What's in a Name?

    I've received a few questions as to why I'm blogging under the pseudonym of "Student."  The answer is actually very simple.  In other words, "Student" is a pseudonym that has a very proud history in the field of statistics.  While I don't think I've ever accomplished anything comparable to the achievements of William Sealy Gosset, I'm proud to follow in his footsteps as an anonymous statistician.

Thursday, June 16, 2011

Introducing This Blog

            Everybody knows the famous quotes.  'There are three kinds of lies: lies, damned lies, and statistics.” “67% of all cited statistics are made up on the spot.”  And the list goes on.  I’d like to think that my fellow statisticians and I have done a little more for the world than produce a great mass of lies, and I think that part of the reason we so often hear statements such as the one made by the illustrious Samuel Clemens is a failure on our part to explain to the larger public what it is that we actually do.  Either way though, the quotes point to an important fact: fuzzy numbers are often used to bolster weak arguments, particularly when those arguments are being made by politicians  (though they certainly have plenty of company in this regard).

How Not to Take a Survey

           The world has actually been on shockingly good behavior regarding the use of statistics ever since the idea for this blog entered my head.   Fortunately, just as I was beginning to despair of ever finding a good topic for a first post, McKinsey and Company just handed me this little gem of a report.

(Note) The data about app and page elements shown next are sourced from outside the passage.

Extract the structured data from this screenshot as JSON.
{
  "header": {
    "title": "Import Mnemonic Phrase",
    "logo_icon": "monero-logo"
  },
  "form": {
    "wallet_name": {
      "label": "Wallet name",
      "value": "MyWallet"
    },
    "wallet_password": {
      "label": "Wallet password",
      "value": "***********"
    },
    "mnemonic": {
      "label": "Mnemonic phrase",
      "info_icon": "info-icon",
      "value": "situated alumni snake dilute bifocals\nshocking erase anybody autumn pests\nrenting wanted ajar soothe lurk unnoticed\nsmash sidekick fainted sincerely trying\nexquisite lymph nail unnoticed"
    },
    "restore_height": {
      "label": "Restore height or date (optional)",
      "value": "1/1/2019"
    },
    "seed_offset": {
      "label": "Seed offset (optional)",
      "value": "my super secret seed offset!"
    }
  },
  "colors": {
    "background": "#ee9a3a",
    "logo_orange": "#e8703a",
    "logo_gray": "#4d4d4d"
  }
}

Some Background:

            To summarize, McKinsey’s proprietary research arm is claiming that the result of the Patient Protection and Affordable Care Act (often referred to as “Obamacare”), 30% of private sector employers in the United States will stop offering employer sponsored insurance (or ESI for short) to their employees after 2014, when the law’s main provisions go into effect.  I’ll begin by noting that the Congressional Budget Office estimated a figure of about 7% for the same question, and studies by the Rand Corporation, the Urban Institute and Mercer all suggest that the number of employers who currently offer traditional ESI for their employees but who intend to end this benefit after 2014 is minimal.  Mercer also qualifies its findings by noting that in Massachusetts  - where laws signed by former governor Mitt Romney in 2006 have produced a regulatory climate very similar in many ways to the PPACA - very few employers of any size have actually dropped traditional ESI since 2006.  So McKinsey is clearly an outlier here.  Now, obviously, being an outlier isn’t what disqualifies the study.  It’s fully possible that McKinsey is correct, and has seen something that the CBO et. al. either haven’t noticed, or are refusing to see.  And it’s important to note that the Urban Institute and Rand both based their conclusions on simulations, rather than polling data; this isn’t a criticism (I happen to think that their simulation methods are rather good), but it needs to be pointed out that their methods are different.  Anyway, while the studies done by the opposing camp have their imperfections, McKinsey has done virtually everything it can to undermine the credibility of its own report, to the point that the latter should not be taken seriously unless or until McKinsey releases more information to the public.  I suggest reading the short article in its entirety, since it’s an excellent example of how not to publish survey data if you wish to be taken seriously, and of why the general public should be skeptical of survey data to begin with.